OpenWorld 2012 Oracle has taken its share of knocks for marketing a version of Linux that's package-for-package compatible with Red Hat Enterprise Linux (RHEL), but according to Oracle senior engineering veep Wim Coekaerts, Oracle Linux's reputation as a copycat is entirely undeserved.
"I often read things on Slashdot or blogs where folks think that we're proprietary and we just take the code and don't contribute back," Coekaerts said during an Oracle OpenWorld conference session in San Francisco on Tuesday. "It really hurts me personally, because we actually do a lot of really good stuff. All the work we do goes back to Linux. We're really in it to make Linux better and not just copy."
Coekaerts argued that although Red Hat markets a Linux distribution that's put together a specific way, it has no exclusive rights to the code for the various software packages that make up that distribution.
"Linus [Torvalds] maintains Linux," he said. "The distribution vendors do not own Linux. We certainly don't. Red Hat doesn't – though they sometimes try to make their customers believe that they own it. They don't, like we don't, like Suse doesn't. No one owns Linux."
Coekaerts said that although Oracle was perfectly capable of coming up with a brand-new Linux distribution of its own, it chose to model its offering on Red Hat's for strategic reasons.
"We have maintained strict compatibility with RHEL because that's easier for customers. It's not that we need Red Hat so that we can build a Linux distribution. Building the distribution by itself is actually technically very easy," Coekarts explained.
What wouldn't be so easy, he said, would be convincing current Red Hat customers to become Oracle Linux customers if they couldn't easily migrate their existing servers and their custom applications, many of which may have been written from the ground up to run on RHEL.
According to Coekarts, Oracle's offering is so compatible with Red Hat's that customers can actually download and install Oracle Linux patches on a RHEL server. Over time, once they have installed enough patches, their RHEL servers will have seamlessly transformed into Oracle Linux servers.
"Many of our customers do this," Coekaerts said. "They have RHEL, they stop paying for support, they just switch their support phone number to us, and over time they migrate over."
But why would Red Hat customers switch over to Larry & Company when the two offerings are functionally identical? Coekaerts said there are several reasons.

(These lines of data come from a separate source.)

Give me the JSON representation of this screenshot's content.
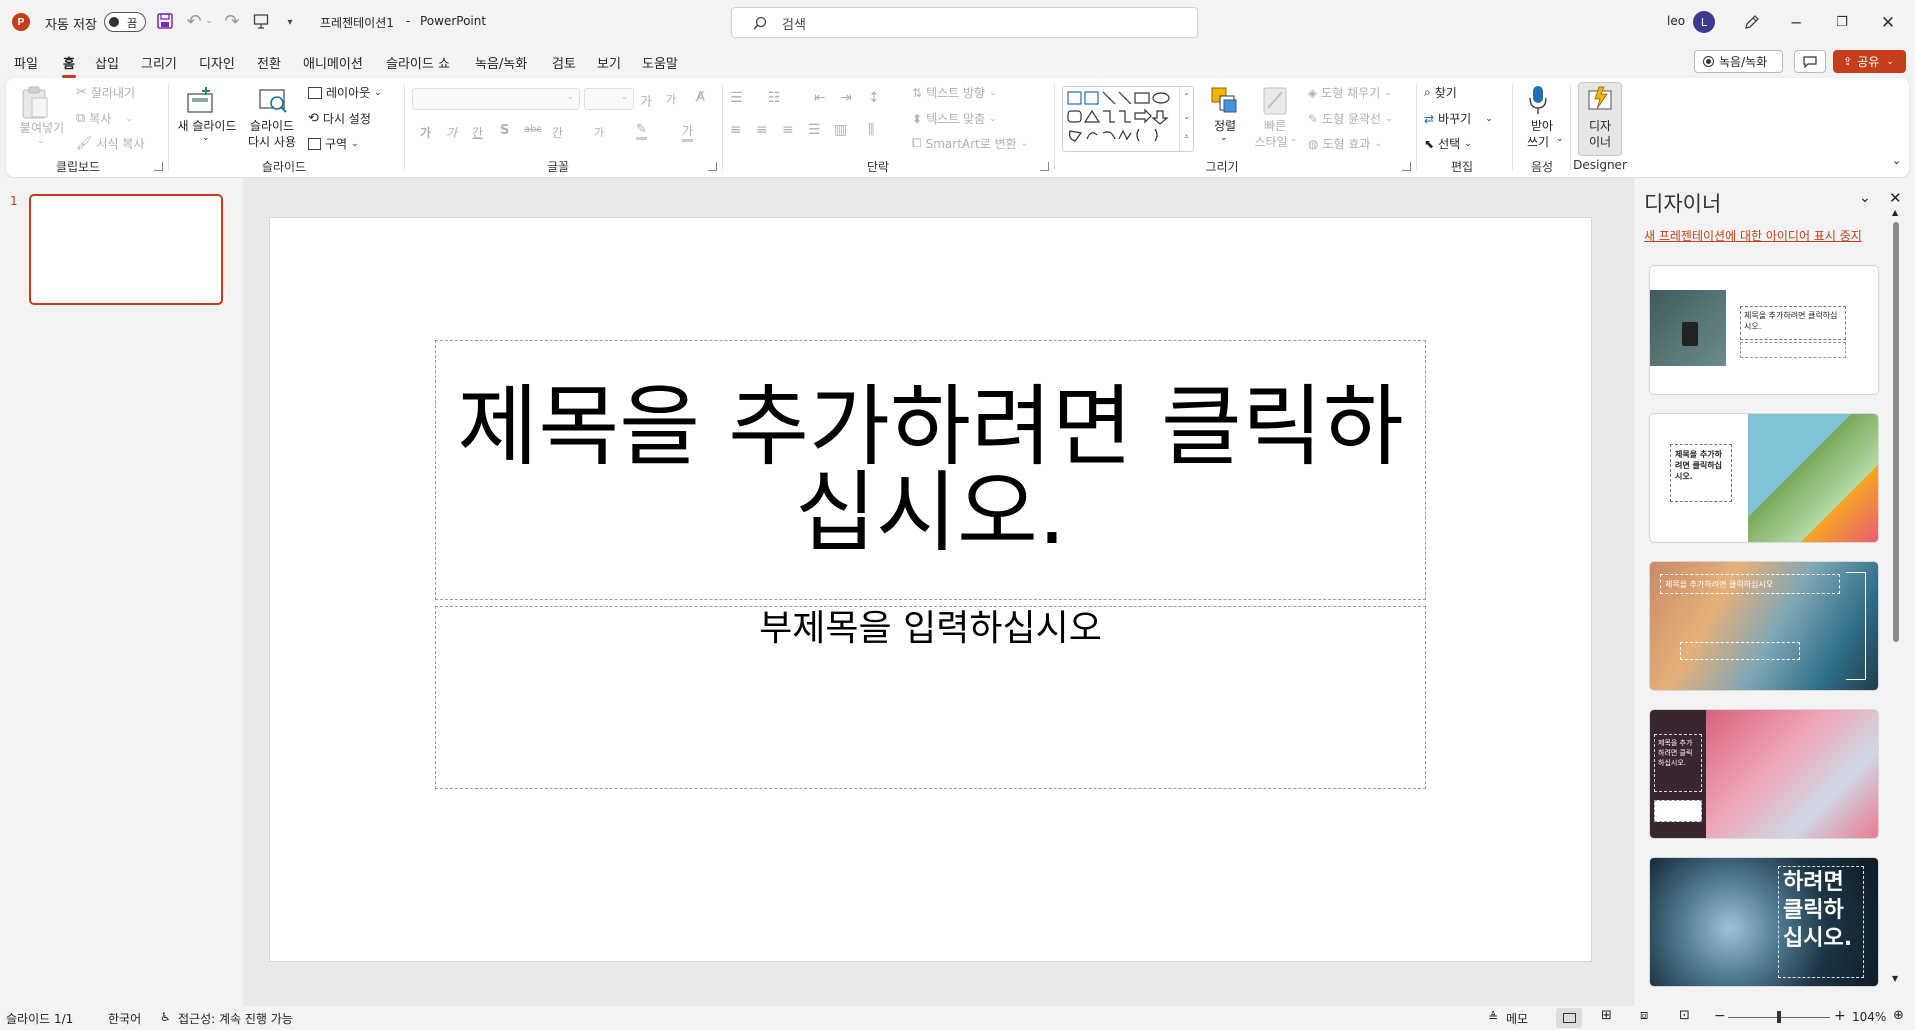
{
  "titlebar": {
    "autosave_label": "자동 저장",
    "autosave_state": "끔",
    "doc_title": "프레젠테이션1",
    "separator": "-",
    "app_name": "PowerPoint",
    "search_placeholder": "검색",
    "user_name": "leo",
    "avatar_initial": "L"
  },
  "tabs": [
    "파일",
    "홈",
    "삽입",
    "그리기",
    "디자인",
    "전환",
    "애니메이션",
    "슬라이드 쇼",
    "녹음/녹화",
    "검토",
    "보기",
    "도움말"
  ],
  "active_tab": "홈",
  "top_right": {
    "record_label": "녹음/녹화",
    "share_label": "공유"
  },
  "ribbon": {
    "clipboard": {
      "paste": "붙여넣기",
      "cut": "잘라내기",
      "copy": "복사",
      "format_painter": "서식 복사",
      "group": "클립보드"
    },
    "slides": {
      "new_slide": "새 슬라이드",
      "reuse_line1": "슬라이드",
      "reuse_line2": "다시 사용",
      "layout": "레이아웃",
      "reset": "다시 설정",
      "section": "구역",
      "group": "슬라이드"
    },
    "font": {
      "group": "글꼴",
      "grow": "가",
      "shrink": "가",
      "b": "가",
      "i": "가",
      "u": "간",
      "s": "S",
      "strike": "abc",
      "spacing": "간",
      "case": "가",
      "highlight": "가"
    },
    "paragraph": {
      "text_direction": "텍스트 방향",
      "align_text": "텍스트 맞춤",
      "smartart": "SmartArt로 변환",
      "group": "단락"
    },
    "drawing": {
      "arrange": "정렬",
      "quick_styles_line1": "빠른",
      "quick_styles_line2": "스타일",
      "fill": "도형 채우기",
      "outline": "도형 윤곽선",
      "effects": "도형 효과",
      "group": "그리기"
    },
    "editing": {
      "find": "찾기",
      "replace": "바꾸기",
      "select": "선택",
      "group": "편집"
    },
    "voice": {
      "dictate_line1": "받아",
      "dictate_line2": "쓰기",
      "group": "음성"
    },
    "designer": {
      "line1": "디자",
      "line2": "이너",
      "group": "Designer"
    }
  },
  "thumbnails": {
    "slide_number": "1"
  },
  "slide": {
    "title_placeholder": "제목을 추가하려면 클릭하십시오.",
    "subtitle_placeholder": "부제목을 입력하십시오"
  },
  "designer": {
    "title": "디자이너",
    "stop_link": "새 프레젠테이션에 대한 아이디어 표시 중지",
    "card1_text": "제목을 추가하려면 클릭하십시오.",
    "card2_text": "제목을 추가하려면 클릭하십시오.",
    "card3_text": "제목을 추가하려면 클릭하십시오",
    "card4_text": "제목을 추가하려면 클릭하십시오.",
    "card5_text": "하려면 클릭하십시오."
  },
  "statusbar": {
    "slide_info": "슬라이드 1/1",
    "language": "한국어",
    "accessibility": "접근성: 계속 진행 가능",
    "notes": "메모",
    "zoom": "104%"
  },
  "colors": {
    "accent": "#c43e1c",
    "share_bg": "#c43e1c",
    "avatar_bg": "#3b3a8c",
    "link": "#c43e1c"
  }
}
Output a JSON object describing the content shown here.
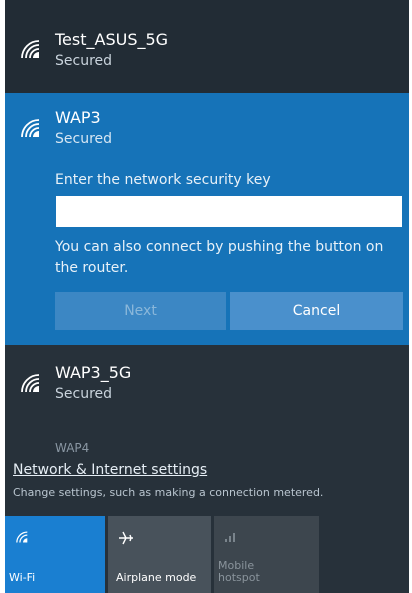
{
  "networks": [
    {
      "ssid": "Test_ASUS_5G",
      "status": "Secured"
    },
    {
      "ssid": "WAP3",
      "status": "Secured"
    },
    {
      "ssid": "WAP3_5G",
      "status": "Secured"
    },
    {
      "ssid": "WAP4"
    }
  ],
  "connect_panel": {
    "prompt": "Enter the network security key",
    "key_value": "",
    "wps_hint": "You can also connect by pushing the button on the router.",
    "next_label": "Next",
    "cancel_label": "Cancel"
  },
  "settings": {
    "link": "Network & Internet settings",
    "description": "Change settings, such as making a connection metered."
  },
  "quick_actions": [
    {
      "label": "Wi-Fi",
      "icon": "wifi-icon",
      "state": "on"
    },
    {
      "label": "Airplane mode",
      "icon": "airplane-icon",
      "state": "off"
    },
    {
      "label": "Mobile hotspot",
      "label_line1": "Mobile",
      "label_line2": "hotspot",
      "icon": "hotspot-icon",
      "state": "disabled"
    }
  ],
  "colors": {
    "flyout_bg": "#27313a",
    "selected_bg": "#1673b8",
    "accent": "#1a7fd1"
  }
}
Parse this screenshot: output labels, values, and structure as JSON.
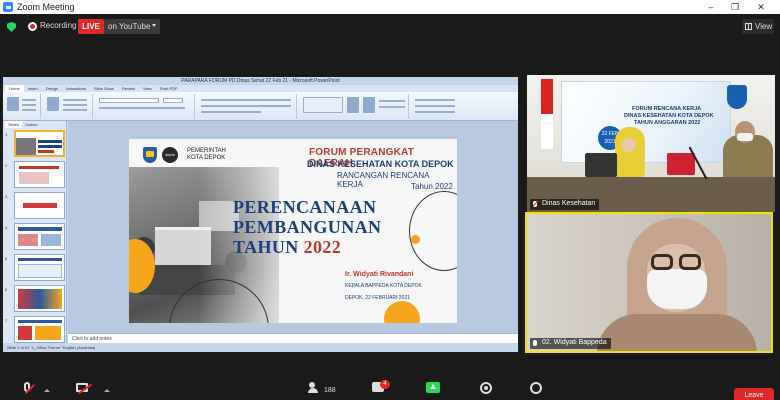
{
  "window": {
    "title": "Zoom Meeting"
  },
  "meeting_bar": {
    "recording_label": "Recording",
    "live_label": "LIVE",
    "stream_target": "on YouTube",
    "view_label": "View"
  },
  "powerpoint": {
    "window_title": "PARAPARA FORUM PD Dinas Sehat 22 Feb 21 - Microsoft PowerPoint",
    "tabs": [
      "Home",
      "Insert",
      "Design",
      "Animations",
      "Slide Show",
      "Review",
      "View",
      "Foxit PDF"
    ],
    "side_tabs": [
      "Slides",
      "Outline"
    ],
    "thumbnail_numbers": [
      "1",
      "2",
      "3",
      "4",
      "5",
      "6",
      "7"
    ],
    "notes_placeholder": "Click to add notes",
    "status_text": "Slide 1 of 61    \"1_Office Theme\"    English (Australia)"
  },
  "slide": {
    "gov_line1": "PEMERINTAH",
    "gov_line2": "KOTA DEPOK",
    "logo_text": "depok",
    "forum_title": "FORUM PERANGKAT DAERAH",
    "dinas": "DINAS KESEHATAN KOTA DEPOK",
    "rancangan": "RANCANGAN RENCANA KERJA",
    "tahun_small": "Tahun 2022",
    "title_line1": "PERENCANAAN",
    "title_line2": "PEMBANGUNAN",
    "title_line3_word": "TAHUN",
    "title_line3_year": "2022",
    "presenter": "Ir. Widyati Rivandani",
    "presenter_role": "KEPALA BAPPEDA KOTA DEPOK",
    "presenter_date": "DEPOK,  22  FEBRUARI 2021"
  },
  "tiles": [
    {
      "name": "Dinas Kesehatan",
      "banner_line1": "FORUM RENCANA KERJA",
      "banner_line2": "DINAS KESEHATAN KOTA DEPOK",
      "banner_line3": "TAHUN ANGGARAN 2022",
      "banner_date": "22 FEB 2021"
    },
    {
      "name": "02. Widyati Bappeda"
    }
  ],
  "toolbar": {
    "participants_count": "188",
    "chat_badge": "4",
    "leave_label": "Leave"
  },
  "colors": {
    "zoom_blue": "#2d8cff",
    "live_red": "#e02828",
    "share_green": "#23d959",
    "active_speaker": "#f0e300",
    "slide_navy": "#1b3f7a",
    "slide_red": "#c0392b",
    "slide_orange": "#f5a61b"
  }
}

For one thing, he said, Oracle offers a single point of contact for support for the entire software stack. "When you're running Oracle on RHEL in VMware, you're calling three companies," Coekaerts said.
Oracle Linux can also help simplify the IT environment for customers who, for cost reasons, had been running a mix of RHEL and its free clone, CentOS. Unlike with RHEL, Oracle Linux customers only pay license fees for the machines for which they need support. They can run Oracle Linux on their development and testing machines for free.
Coekarts said there are technical advantages to Oracle Linux, as well. For example, Red Hat tends to maintain the same version of the Linux kernel for four or five years. When new features arrive in new versions of the kernel, Red Hat back-ports them to run in its older version, which Coekaerts said can cause stability problems.
By the time RHEL 6 shipped with a new version of the kernel, Red Hat had already back-ported some 700,000 lines of code to work with RHEL 5's outdated kernel. "Talk about forks!" Coekaerts said. "That's not mainline Linux, that's a totally different, unique tree."
Coekaerts also touted some unique technologies Oracle works into its own version of the Linux kernel, including its DTrace instrumentation technology and the forthcoming support for Containers in Linux – both features borrowed from Oracle's other server OS, Solaris.
In addition, he said customers have been happy with Ksplice, Oracle's technology that allows patches to be applied to running servers without rebooting, and that the database giant has also been working on improving virtualization, networking, storage, and security for forthcoming releases of Oracle Linux.
Despite all this, he said, many customers choose Oracle Linux simply because it is more cost-effective. According to Coekaerts, premium support for a four-socket server running RHEL 6 might cost $6,498, compared to $2,299 for a similar support offering for Oracle Linux running on the same hardware.
More than a few customers have been convinced. Coekaerts says there are now some 10,000 customers running Oracle Linux, most of whom were existing Oracle customers who migrated away from Red Hat for their OS support.
"Since our customer base has grown so rapidly, we're no longer the small player," Coekaerts added. "We're now the top two." ®